The CGI here is not the red herring people think it is.
I think people will appreciate how Spielberg and his long time
Director of Photography, Janusz Kaminski attempted to replicate the gritty
style of Douglas Slocombe, who filmed the previous Indy films.
The results are noble bit of copy-catting Spielberg's own younger
style, if not with a bit too much polish and sheen.
for the MacGuffin? There
will be some that will despise the film’s focus on searching for
extraterrestrial artifacts, but I think Lucas’ premise is congruent with
the film’s time period and intended genre.
Yes, the previous Indy adventures heavily focused on religious
artifacts, but if you can swallow Arks that can burn Nazis to bits, cups

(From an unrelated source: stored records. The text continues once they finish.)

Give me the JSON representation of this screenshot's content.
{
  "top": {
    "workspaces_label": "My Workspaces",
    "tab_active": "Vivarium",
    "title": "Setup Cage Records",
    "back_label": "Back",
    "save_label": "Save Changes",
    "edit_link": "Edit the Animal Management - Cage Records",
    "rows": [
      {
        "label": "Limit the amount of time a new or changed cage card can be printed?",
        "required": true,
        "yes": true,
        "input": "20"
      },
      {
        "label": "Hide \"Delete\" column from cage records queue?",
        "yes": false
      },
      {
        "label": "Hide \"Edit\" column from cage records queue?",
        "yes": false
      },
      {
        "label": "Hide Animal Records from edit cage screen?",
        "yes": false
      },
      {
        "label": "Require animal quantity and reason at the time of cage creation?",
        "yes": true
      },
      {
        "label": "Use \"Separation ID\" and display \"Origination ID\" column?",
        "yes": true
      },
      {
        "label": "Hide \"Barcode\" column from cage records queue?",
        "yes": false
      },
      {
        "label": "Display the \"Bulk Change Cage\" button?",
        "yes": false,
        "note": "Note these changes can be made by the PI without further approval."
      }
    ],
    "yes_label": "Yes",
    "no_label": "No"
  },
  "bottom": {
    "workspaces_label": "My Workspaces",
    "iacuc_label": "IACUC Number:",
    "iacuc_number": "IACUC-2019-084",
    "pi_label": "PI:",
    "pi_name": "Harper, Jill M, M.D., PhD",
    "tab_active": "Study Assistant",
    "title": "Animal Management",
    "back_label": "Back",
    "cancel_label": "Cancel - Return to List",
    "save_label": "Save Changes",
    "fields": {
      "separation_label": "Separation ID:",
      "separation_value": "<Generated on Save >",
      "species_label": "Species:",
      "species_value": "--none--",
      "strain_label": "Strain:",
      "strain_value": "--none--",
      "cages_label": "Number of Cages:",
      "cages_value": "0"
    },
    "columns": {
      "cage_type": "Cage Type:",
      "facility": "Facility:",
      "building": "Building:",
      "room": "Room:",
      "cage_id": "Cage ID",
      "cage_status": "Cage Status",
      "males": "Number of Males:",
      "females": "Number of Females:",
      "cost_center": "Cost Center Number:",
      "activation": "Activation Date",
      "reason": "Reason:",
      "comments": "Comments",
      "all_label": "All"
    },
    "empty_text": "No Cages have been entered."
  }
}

that Biblical saviors drank out of that can give you eternal life, and sacred
stones with Voodoo like powers, then aliens certainly do not seem as out
of place as it would appear. Again,
Lucas' underlining premise is not SKULL's problem; it's just the execution at
Koepp's script stage that is surely lacking.
CrAiGeR's other reviews of
And, for what it's worth, CrAiGeR's ranking of the INDY JONES QUADRILOGY:
1. RAIDERS OF THE LOST ARK (1981)
2. INDIANA JONES AND THE TEMPLE OF DOOM (1984)
3. INDIANA JONES AND THE LAST CRUSADE (1989) 1/2
4. INDIANA JONES AND THE KINGDOM OF THE CRYSTAL SKULL (2008) 1/2